• Items from an interface collection:
***
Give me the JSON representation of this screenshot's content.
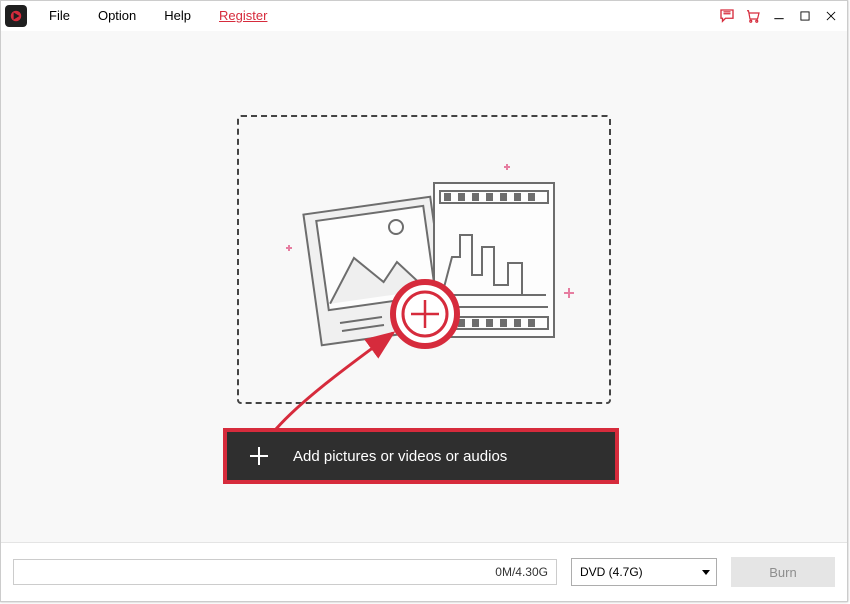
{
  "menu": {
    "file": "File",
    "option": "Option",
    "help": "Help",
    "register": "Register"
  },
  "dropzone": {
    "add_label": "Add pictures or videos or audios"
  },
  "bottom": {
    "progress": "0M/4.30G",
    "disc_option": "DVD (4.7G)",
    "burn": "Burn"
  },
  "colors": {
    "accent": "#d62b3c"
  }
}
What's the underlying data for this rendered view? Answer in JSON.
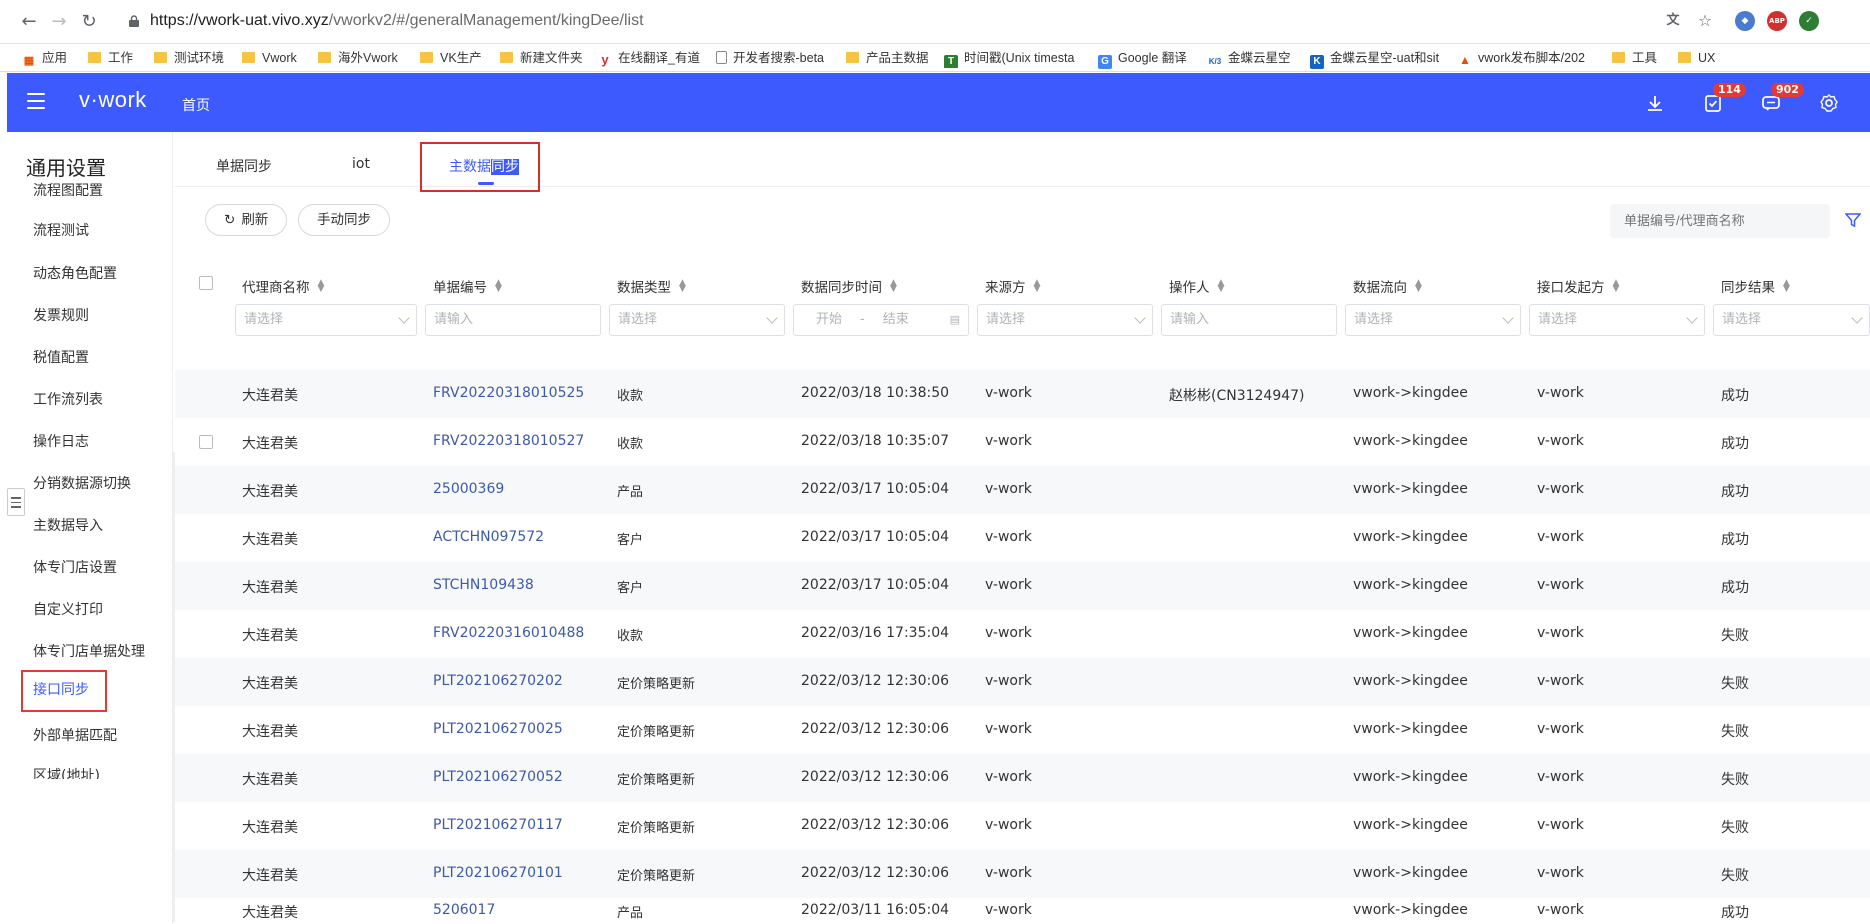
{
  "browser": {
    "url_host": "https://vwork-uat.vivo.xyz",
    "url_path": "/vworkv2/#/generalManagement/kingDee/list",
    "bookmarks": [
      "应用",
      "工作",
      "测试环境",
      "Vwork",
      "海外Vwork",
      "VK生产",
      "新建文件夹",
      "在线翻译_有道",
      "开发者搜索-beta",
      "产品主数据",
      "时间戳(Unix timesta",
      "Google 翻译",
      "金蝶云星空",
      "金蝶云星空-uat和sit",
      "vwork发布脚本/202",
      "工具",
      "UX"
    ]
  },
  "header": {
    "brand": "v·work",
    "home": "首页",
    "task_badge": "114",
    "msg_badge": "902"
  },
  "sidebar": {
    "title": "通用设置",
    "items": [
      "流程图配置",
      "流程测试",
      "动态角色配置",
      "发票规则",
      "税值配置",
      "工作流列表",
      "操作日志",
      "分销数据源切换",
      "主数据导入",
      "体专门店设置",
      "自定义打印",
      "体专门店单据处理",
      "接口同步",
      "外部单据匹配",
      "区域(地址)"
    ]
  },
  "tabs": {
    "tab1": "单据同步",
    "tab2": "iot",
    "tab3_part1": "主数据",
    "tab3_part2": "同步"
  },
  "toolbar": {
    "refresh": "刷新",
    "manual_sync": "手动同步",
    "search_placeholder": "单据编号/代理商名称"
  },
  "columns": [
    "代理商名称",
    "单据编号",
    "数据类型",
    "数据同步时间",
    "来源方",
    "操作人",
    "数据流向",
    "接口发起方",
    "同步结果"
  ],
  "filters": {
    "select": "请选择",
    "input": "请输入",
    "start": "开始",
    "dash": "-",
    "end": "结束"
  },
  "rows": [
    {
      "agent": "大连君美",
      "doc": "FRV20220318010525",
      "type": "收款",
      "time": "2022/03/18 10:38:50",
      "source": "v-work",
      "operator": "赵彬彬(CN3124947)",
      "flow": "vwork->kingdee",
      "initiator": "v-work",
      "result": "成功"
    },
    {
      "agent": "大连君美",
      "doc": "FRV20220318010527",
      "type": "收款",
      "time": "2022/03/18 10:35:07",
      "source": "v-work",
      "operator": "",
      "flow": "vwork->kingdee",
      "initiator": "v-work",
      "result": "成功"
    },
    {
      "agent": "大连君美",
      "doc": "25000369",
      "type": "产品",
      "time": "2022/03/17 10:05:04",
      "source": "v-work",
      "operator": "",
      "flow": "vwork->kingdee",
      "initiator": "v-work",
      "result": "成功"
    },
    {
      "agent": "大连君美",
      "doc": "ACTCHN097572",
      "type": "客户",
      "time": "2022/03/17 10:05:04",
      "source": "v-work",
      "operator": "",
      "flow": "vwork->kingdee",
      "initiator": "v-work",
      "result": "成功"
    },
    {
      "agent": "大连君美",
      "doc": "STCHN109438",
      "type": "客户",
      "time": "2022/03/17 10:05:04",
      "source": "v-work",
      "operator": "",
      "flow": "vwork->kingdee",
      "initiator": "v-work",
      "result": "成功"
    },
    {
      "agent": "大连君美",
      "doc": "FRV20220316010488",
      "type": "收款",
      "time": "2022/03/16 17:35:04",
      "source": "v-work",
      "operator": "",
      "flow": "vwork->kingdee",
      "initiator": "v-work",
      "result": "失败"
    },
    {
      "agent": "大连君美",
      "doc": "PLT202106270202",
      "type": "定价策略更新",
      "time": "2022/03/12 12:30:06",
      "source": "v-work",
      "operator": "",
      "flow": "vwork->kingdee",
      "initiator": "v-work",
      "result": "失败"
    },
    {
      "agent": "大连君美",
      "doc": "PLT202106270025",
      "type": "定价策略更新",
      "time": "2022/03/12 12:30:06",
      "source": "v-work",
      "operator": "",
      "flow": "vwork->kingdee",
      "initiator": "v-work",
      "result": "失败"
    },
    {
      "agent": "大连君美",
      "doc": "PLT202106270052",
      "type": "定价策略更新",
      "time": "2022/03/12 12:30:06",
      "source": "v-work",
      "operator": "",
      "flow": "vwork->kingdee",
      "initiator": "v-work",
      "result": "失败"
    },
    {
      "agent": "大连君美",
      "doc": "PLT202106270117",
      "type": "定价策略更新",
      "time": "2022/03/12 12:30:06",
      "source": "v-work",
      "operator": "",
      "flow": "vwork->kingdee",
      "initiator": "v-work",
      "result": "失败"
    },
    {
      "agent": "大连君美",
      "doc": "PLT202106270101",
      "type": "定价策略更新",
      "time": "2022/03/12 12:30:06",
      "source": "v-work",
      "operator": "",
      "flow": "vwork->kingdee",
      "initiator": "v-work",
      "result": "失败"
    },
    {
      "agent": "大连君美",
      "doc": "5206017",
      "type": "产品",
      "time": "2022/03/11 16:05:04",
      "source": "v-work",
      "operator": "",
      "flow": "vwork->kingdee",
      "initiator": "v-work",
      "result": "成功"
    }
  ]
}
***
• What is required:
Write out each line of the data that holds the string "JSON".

• Written response:
Give me the JSON representation of this screenshot's content.
What's the underlying data for this rendered view? Answer in JSON.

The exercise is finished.